THE RECORDS Block Start
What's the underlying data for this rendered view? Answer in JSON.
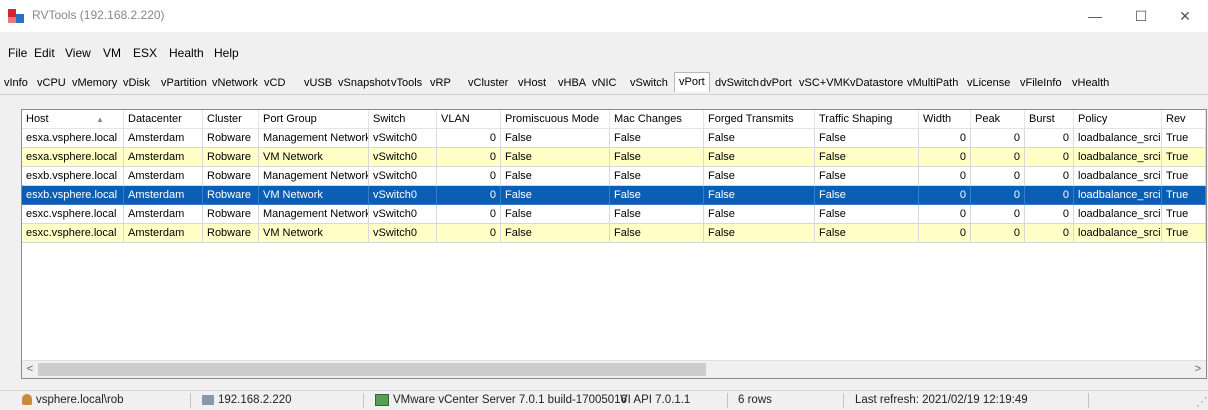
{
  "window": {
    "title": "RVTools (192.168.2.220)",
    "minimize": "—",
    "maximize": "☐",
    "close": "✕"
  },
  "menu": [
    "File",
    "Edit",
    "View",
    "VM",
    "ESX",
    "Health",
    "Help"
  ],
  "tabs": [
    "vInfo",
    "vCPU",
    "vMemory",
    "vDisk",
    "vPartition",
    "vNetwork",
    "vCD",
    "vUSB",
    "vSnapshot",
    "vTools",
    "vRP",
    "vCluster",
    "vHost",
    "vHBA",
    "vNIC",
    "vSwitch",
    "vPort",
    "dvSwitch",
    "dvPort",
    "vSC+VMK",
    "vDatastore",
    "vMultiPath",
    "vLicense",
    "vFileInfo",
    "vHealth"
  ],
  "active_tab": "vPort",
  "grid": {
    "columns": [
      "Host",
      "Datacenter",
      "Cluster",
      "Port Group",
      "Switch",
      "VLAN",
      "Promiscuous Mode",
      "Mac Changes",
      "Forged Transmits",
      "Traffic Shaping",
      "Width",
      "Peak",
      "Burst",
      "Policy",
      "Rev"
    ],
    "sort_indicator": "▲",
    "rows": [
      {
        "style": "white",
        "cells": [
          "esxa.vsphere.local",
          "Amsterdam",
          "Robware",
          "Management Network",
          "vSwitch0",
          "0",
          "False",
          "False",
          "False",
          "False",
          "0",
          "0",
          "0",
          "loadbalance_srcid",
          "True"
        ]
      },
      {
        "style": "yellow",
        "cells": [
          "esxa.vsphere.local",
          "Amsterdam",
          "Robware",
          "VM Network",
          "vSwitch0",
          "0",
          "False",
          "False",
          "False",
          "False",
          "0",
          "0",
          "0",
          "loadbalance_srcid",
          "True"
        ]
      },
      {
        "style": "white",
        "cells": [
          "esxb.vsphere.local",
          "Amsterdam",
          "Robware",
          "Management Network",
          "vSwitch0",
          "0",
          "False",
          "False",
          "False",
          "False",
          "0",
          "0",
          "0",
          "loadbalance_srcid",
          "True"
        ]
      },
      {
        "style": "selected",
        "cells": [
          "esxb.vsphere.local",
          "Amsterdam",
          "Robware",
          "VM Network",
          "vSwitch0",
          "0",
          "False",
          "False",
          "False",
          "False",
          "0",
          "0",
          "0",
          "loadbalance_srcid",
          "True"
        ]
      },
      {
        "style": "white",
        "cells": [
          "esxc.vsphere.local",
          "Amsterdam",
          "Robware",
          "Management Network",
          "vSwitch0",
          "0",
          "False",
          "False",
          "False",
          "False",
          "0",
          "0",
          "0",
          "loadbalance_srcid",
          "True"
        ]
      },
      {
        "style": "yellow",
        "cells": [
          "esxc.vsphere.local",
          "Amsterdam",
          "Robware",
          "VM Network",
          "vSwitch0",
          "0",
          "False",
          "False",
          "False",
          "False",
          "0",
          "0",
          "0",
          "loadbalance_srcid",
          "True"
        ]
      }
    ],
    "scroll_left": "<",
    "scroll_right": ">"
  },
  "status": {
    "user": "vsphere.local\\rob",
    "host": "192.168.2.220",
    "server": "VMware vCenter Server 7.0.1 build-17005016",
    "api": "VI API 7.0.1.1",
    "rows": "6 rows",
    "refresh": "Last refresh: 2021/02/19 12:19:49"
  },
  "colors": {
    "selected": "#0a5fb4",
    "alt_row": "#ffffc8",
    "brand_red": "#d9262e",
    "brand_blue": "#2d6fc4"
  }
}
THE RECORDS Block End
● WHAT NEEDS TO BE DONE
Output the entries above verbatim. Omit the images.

● ANSWER SPACE
What's the underlying data for this rendered view? Answer in JSON.
{
  "window": {
    "title": "RVTools (192.168.2.220)",
    "minimize": "—",
    "maximize": "☐",
    "close": "✕"
  },
  "menu": [
    "File",
    "Edit",
    "View",
    "VM",
    "ESX",
    "Health",
    "Help"
  ],
  "tabs": [
    "vInfo",
    "vCPU",
    "vMemory",
    "vDisk",
    "vPartition",
    "vNetwork",
    "vCD",
    "vUSB",
    "vSnapshot",
    "vTools",
    "vRP",
    "vCluster",
    "vHost",
    "vHBA",
    "vNIC",
    "vSwitch",
    "vPort",
    "dvSwitch",
    "dvPort",
    "vSC+VMK",
    "vDatastore",
    "vMultiPath",
    "vLicense",
    "vFileInfo",
    "vHealth"
  ],
  "active_tab": "vPort",
  "grid": {
    "columns": [
      "Host",
      "Datacenter",
      "Cluster",
      "Port Group",
      "Switch",
      "VLAN",
      "Promiscuous Mode",
      "Mac Changes",
      "Forged Transmits",
      "Traffic Shaping",
      "Width",
      "Peak",
      "Burst",
      "Policy",
      "Rev"
    ],
    "sort_indicator": "▲",
    "rows": [
      {
        "style": "white",
        "cells": [
          "esxa.vsphere.local",
          "Amsterdam",
          "Robware",
          "Management Network",
          "vSwitch0",
          "0",
          "False",
          "False",
          "False",
          "False",
          "0",
          "0",
          "0",
          "loadbalance_srcid",
          "True"
        ]
      },
      {
        "style": "yellow",
        "cells": [
          "esxa.vsphere.local",
          "Amsterdam",
          "Robware",
          "VM Network",
          "vSwitch0",
          "0",
          "False",
          "False",
          "False",
          "False",
          "0",
          "0",
          "0",
          "loadbalance_srcid",
          "True"
        ]
      },
      {
        "style": "white",
        "cells": [
          "esxb.vsphere.local",
          "Amsterdam",
          "Robware",
          "Management Network",
          "vSwitch0",
          "0",
          "False",
          "False",
          "False",
          "False",
          "0",
          "0",
          "0",
          "loadbalance_srcid",
          "True"
        ]
      },
      {
        "style": "selected",
        "cells": [
          "esxb.vsphere.local",
          "Amsterdam",
          "Robware",
          "VM Network",
          "vSwitch0",
          "0",
          "False",
          "False",
          "False",
          "False",
          "0",
          "0",
          "0",
          "loadbalance_srcid",
          "True"
        ]
      },
      {
        "style": "white",
        "cells": [
          "esxc.vsphere.local",
          "Amsterdam",
          "Robware",
          "Management Network",
          "vSwitch0",
          "0",
          "False",
          "False",
          "False",
          "False",
          "0",
          "0",
          "0",
          "loadbalance_srcid",
          "True"
        ]
      },
      {
        "style": "yellow",
        "cells": [
          "esxc.vsphere.local",
          "Amsterdam",
          "Robware",
          "VM Network",
          "vSwitch0",
          "0",
          "False",
          "False",
          "False",
          "False",
          "0",
          "0",
          "0",
          "loadbalance_srcid",
          "True"
        ]
      }
    ],
    "scroll_left": "<",
    "scroll_right": ">"
  },
  "status": {
    "user": "vsphere.local\\rob",
    "host": "192.168.2.220",
    "server": "VMware vCenter Server 7.0.1 build-17005016",
    "api": "VI API 7.0.1.1",
    "rows": "6 rows",
    "refresh": "Last refresh: 2021/02/19 12:19:49"
  },
  "colors": {
    "selected": "#0a5fb4",
    "alt_row": "#ffffc8",
    "brand_red": "#d9262e",
    "brand_blue": "#2d6fc4"
  }
}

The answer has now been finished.